The physical architecture of the book is eerily similar to the character of the structures that Hutker Architects builds. For example, margins are precise, artwork is centered, page copy is presented in the column width that best accommodates retention of the material. By design, the book is less dependent on words and heavier on several hundred pages of color photos of 25 of the 200 Hutker-designed homes. Every Island town is represented.
“Heirlooms To Live In” is beautifully constructed and simply presented. Works of this sort tend to be tendentious and self-serving. Not so here, I found. The table of contents page, for example, outlines its four chapters with these titles: Build once, well; Outside; Inside; Toward a new regional vernacular. Hundreds of color photos of the insides and outsides of Hutker designs along with a floor plan for each, illustrate the thesis.
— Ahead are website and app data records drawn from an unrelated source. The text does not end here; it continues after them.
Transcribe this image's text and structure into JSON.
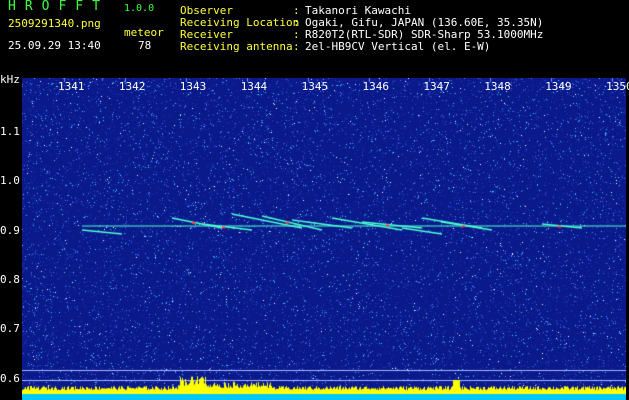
{
  "header": {
    "logo": "HROFFT",
    "version": "1.0.0",
    "filename": "2509291340.png",
    "datetime": "25.09.29 13:40",
    "meteor_label": "meteor",
    "meteor_count": "78"
  },
  "info": [
    {
      "label": "Observer",
      "value": "Takanori Kawachi"
    },
    {
      "label": "Receiving Location",
      "value": "Ogaki, Gifu, JAPAN (136.60E, 35.35N)"
    },
    {
      "label": "Receiver",
      "value": "R820T2(RTL-SDR) SDR-Sharp 53.1000MHz"
    },
    {
      "label": "Receiving antenna",
      "value": "2el-HB9CV Vertical (el. E-W)"
    }
  ],
  "spectrogram": {
    "y_unit": "kHz",
    "y_ticks": [
      "1.1",
      "1.0",
      "0.9",
      "0.8",
      "0.7",
      "0.6"
    ],
    "x_ticks": [
      "1341",
      "1342",
      "1343",
      "1344",
      "1345",
      "1346",
      "1347",
      "1348",
      "1349",
      "1350"
    ],
    "colors": {
      "background": "#0a1a8a",
      "noise_light": "#4a78ff",
      "noise_cyan": "#2fd8ff",
      "trace": "#4dffd2",
      "hot": "#ff3c3c",
      "level_bar": "#ffff00",
      "baseline": "#00c8ff"
    }
  }
}
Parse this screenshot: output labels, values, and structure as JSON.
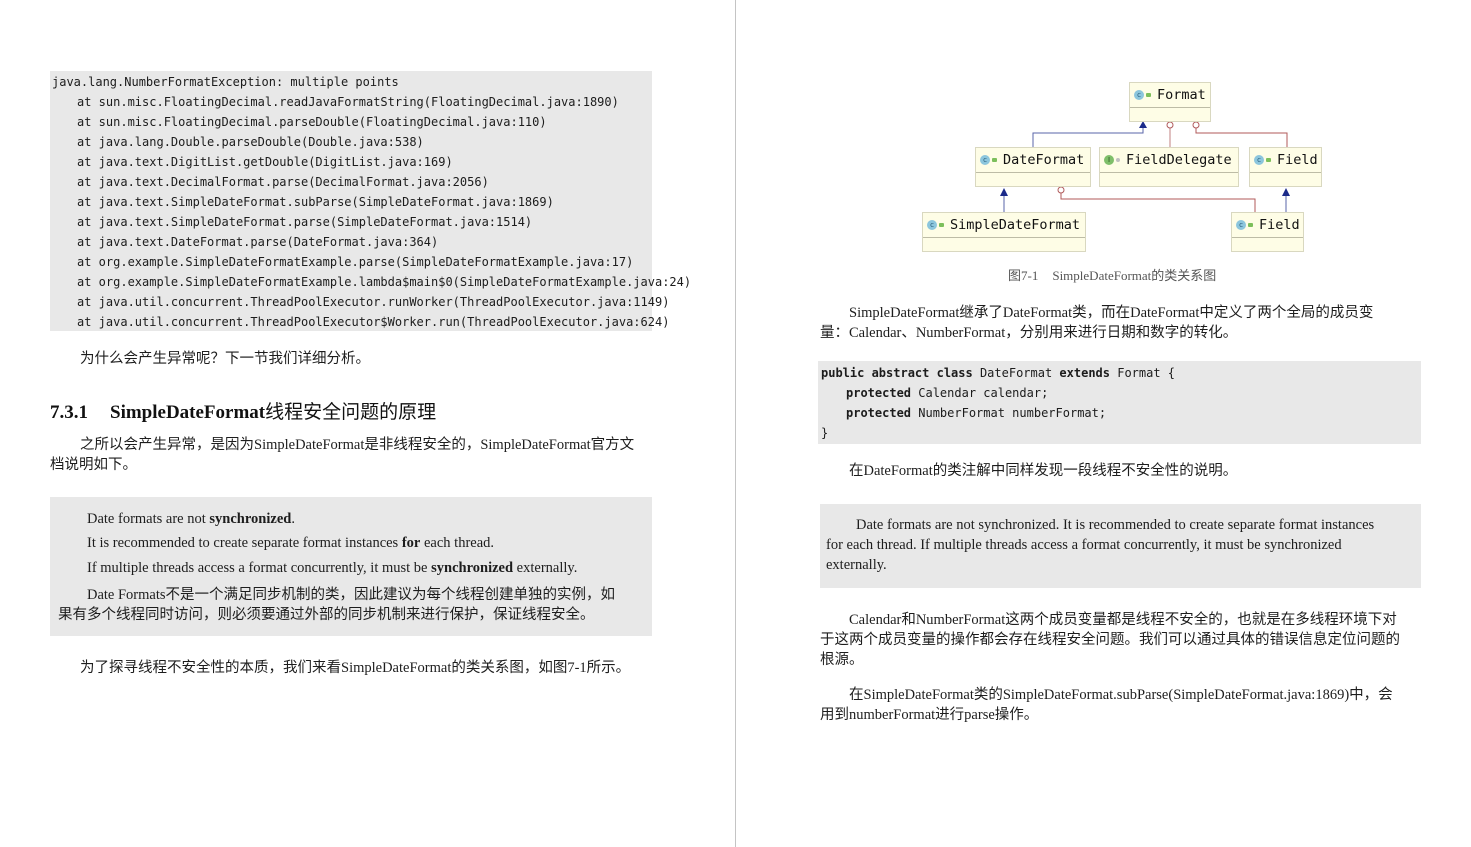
{
  "left_page": {
    "stack_trace": {
      "exception_line": "java.lang.NumberFormatException: multiple points",
      "frames": [
        "at sun.misc.FloatingDecimal.readJavaFormatString(FloatingDecimal.java:1890)",
        "at sun.misc.FloatingDecimal.parseDouble(FloatingDecimal.java:110)",
        "at java.lang.Double.parseDouble(Double.java:538)",
        "at java.text.DigitList.getDouble(DigitList.java:169)",
        "at java.text.DecimalFormat.parse(DecimalFormat.java:2056)",
        "at java.text.SimpleDateFormat.subParse(SimpleDateFormat.java:1869)",
        "at java.text.SimpleDateFormat.parse(SimpleDateFormat.java:1514)",
        "at java.text.DateFormat.parse(DateFormat.java:364)",
        "at org.example.SimpleDateFormatExample.parse(SimpleDateFormatExample.java:17)",
        "at org.example.SimpleDateFormatExample.lambda$main$0(SimpleDateFormatExample.java:24)",
        "at java.util.concurrent.ThreadPoolExecutor.runWorker(ThreadPoolExecutor.java:1149)",
        "at java.util.concurrent.ThreadPoolExecutor$Worker.run(ThreadPoolExecutor.java:624)"
      ]
    },
    "para_why": "为什么会产生异常呢？下一节我们详细分析。",
    "section": {
      "number": "7.3.1",
      "title_en": "SimpleDateFormat",
      "title_cn": "线程安全问题的原理"
    },
    "para_reason": "之所以会产生异常，是因为SimpleDateFormat是非线程安全的，SimpleDateFormat官方文档说明如下。",
    "quote": {
      "line1_pre": "Date formats are not ",
      "line1_bold": "synchronized",
      "line1_post": ".",
      "line2_pre": "It is recommended to create separate format instances ",
      "line2_bold": "for",
      "line2_post": " each thread.",
      "line3_pre": "If multiple threads access a format concurrently, it must be ",
      "line3_bold": "synchronized",
      "line3_post": " externally.",
      "cn_line1": "Date Formats不是一个满足同步机制的类，因此建议为每个线程创建单独的实例，如",
      "cn_line2": "果有多个线程同时访问，则必须要通过外部的同步机制来进行保护，保证线程安全。"
    },
    "para_explore": "为了探寻线程不安全性的本质，我们来看SimpleDateFormat的类关系图，如图7-1所示。"
  },
  "right_page": {
    "diagram": {
      "classes": {
        "format": "Format",
        "dateformat": "DateFormat",
        "fielddelegate": "FieldDelegate",
        "field_top": "Field",
        "simpledateformat": "SimpleDateFormat",
        "field_bottom": "Field"
      },
      "icons": {
        "class": "c",
        "interface": "I"
      },
      "colors": {
        "inheritance": "#1b2a8a",
        "inner_class": "#b05a5a",
        "box_fill": "#fefde6"
      },
      "caption_num": "图7-1",
      "caption_text": "SimpleDateFormat的类关系图"
    },
    "para_inherit_1": "SimpleDateFormat继承了DateFormat类，而在DateFormat中定义了两个全局的成员变",
    "para_inherit_2": "量：Calendar、NumberFormat，分别用来进行日期和数字的转化。",
    "code": {
      "l1_kw": "public abstract class",
      "l1_name": " DateFormat ",
      "l1_kw2": "extends",
      "l1_rest": " Format {",
      "l2_kw": "protected",
      "l2_rest": " Calendar calendar;",
      "l3_kw": "protected",
      "l3_rest": " NumberFormat numberFormat;",
      "l4": "}"
    },
    "para_annotation": "在DateFormat的类注解中同样发现一段线程不安全性的说明。",
    "quote_en_1": "Date formats are not synchronized. It is recommended to create separate format instances",
    "quote_en_2": "for each thread. If multiple threads access a format concurrently, it must be synchronized",
    "quote_en_3": "externally.",
    "para_members_1": "Calendar和NumberFormat这两个成员变量都是线程不安全的，也就是在多线程环境下对",
    "para_members_2": "于这两个成员变量的操作都会存在线程安全问题。我们可以通过具体的错误信息定位问题的",
    "para_members_3": "根源。",
    "para_subparse_1": "在SimpleDateFormat类的SimpleDateFormat.subParse(SimpleDateFormat.java:1869)中，会",
    "para_subparse_2": "用到numberFormat进行parse操作。"
  }
}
The editors, Leo A.W. Wiegman and Oscar Riera Ojeda, were thoughtful enough to begin and end the book with 26 pages of Island photographer Alison Shaw’s classic black and white photographs. That fillip intends to describe the Island environment and culture in which architects work. Like my friend’s house, the book is designed and constructed with attention to detail. Its finish work is appealing, tight, and plumb.
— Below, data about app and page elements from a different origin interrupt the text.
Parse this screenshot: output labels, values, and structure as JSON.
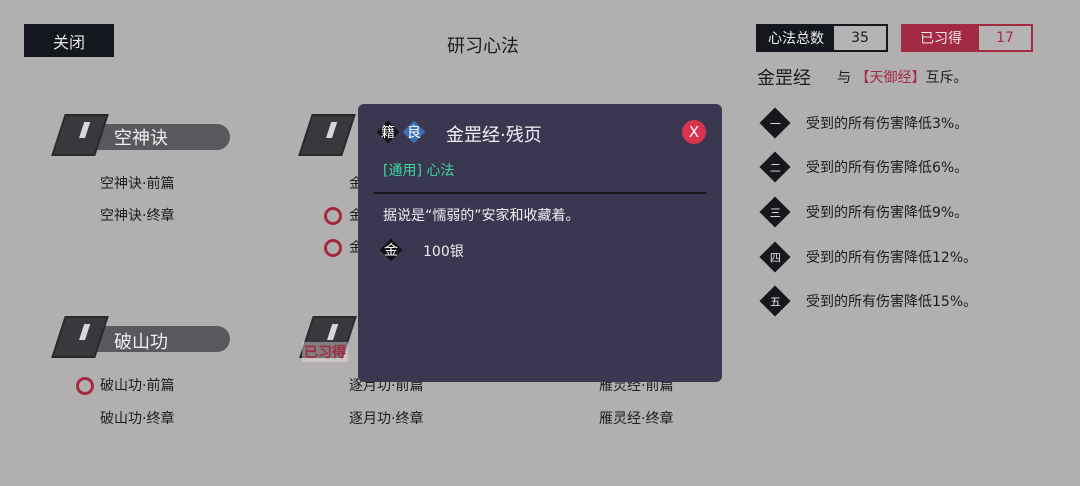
{
  "header": {
    "close_label": "关闭",
    "title": "研习心法"
  },
  "stats": {
    "total_label": "心法总数",
    "total_value": "35",
    "acquired_label": "已习得",
    "acquired_value": "17"
  },
  "detail": {
    "name": "金罡经",
    "conflict_prefix": "与",
    "conflict_target": "【天御经】",
    "conflict_suffix": "互斥。",
    "effects": [
      {
        "level": "一",
        "text": "受到的所有伤害降低3%。"
      },
      {
        "level": "二",
        "text": "受到的所有伤害降低6%。"
      },
      {
        "level": "三",
        "text": "受到的所有伤害降低9%。"
      },
      {
        "level": "四",
        "text": "受到的所有伤害降低12%。"
      },
      {
        "level": "五",
        "text": "受到的所有伤害降低15%。"
      }
    ]
  },
  "groups": [
    {
      "title": "空神诀",
      "chapters": [
        "空神诀·前篇",
        "空神诀·终章"
      ]
    },
    {
      "title": "",
      "chapters": [
        "金",
        "金",
        "金"
      ]
    },
    {
      "title": "破山功",
      "chapters": [
        "破山功·前篇",
        "破山功·终章"
      ]
    },
    {
      "title": "",
      "chapters": [
        "逐月功·前篇",
        "逐月功·终章"
      ],
      "stamp": "已习得"
    },
    {
      "title": "",
      "chapters": [
        "雁灵经·前篇",
        "雁灵经·终章"
      ]
    }
  ],
  "modal": {
    "type_badge": "籍",
    "grade_badge": "良",
    "title": "金罡经·残页",
    "subtitle": "[通用] 心法",
    "description": "据说是“懦弱的”安家和收藏着。",
    "price_badge": "金",
    "price": "100银",
    "close_label": "X"
  },
  "colors": {
    "accent_red": "#a32a43",
    "accent_green": "#3fd4a0",
    "modal_bg": "#3a3850",
    "page_bg": "#b2afb0"
  }
}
Hutker Associates is located on Beach Road in Vineyard Haven, in The Tisbury Marketplace shopping complex. Its founder is Mark A. Hutker. Philip J. Regan and Charles e. (sic) Orr are the principals. The design group includes nearly three-dozen people and the company has offices in Falmouth and on Nantucket, thanks to a recent association with high-profile architect Lyman Perry.
Hutker is a high-end firm, no question. But, Mr. Hutker is careful to point out that the company is not a McMansion architectural firm. In fact, in the Forward, architectural fellow travelers Marlon Blackwell and David Buege lament “the soulless, poorly built mega-mansions of recent vintage.” In comparison, they say, Hutker’s work is “rock solid and durable.”
Make no mistake, Hutker has designed some big ones and they are included in the book alongside average and modestly sized dwellings. The point seems to be that size doesn’t matter; it’s all about suitability for living.
In fact, you’ll read the musings of Thoreau, Emerson, Matisse, and Oliver Wendell Holmes on living suitably and you’ll read homespun comments from house painters, and you’ll learn that down-to-earth people such as Island artist Doug Kent have informed Hutker’s work.
Mr. Hutker explains his design viewpoint in chapter four, Toward a new regional vernacular. He briefly describes the centuries-long development of a distinctly regional, utilitarian approach to building homes in New England. His takeaway is that homes should be built to last for use by more than one generation. He borrows the Wampanoag dictum that “We don’t inherit the land from our ancestors; we borrow it from our children.”
He advises that home design should “learn the local dialect. Fit into the landscape first by not standing out. Smaller volumes of higher quality will stand the test of time. Let the bones of the house reveal themselves.”
To call this a coffee-table book does it a disservice. There is as much information about how to design your dream life as there is about designing your dream house.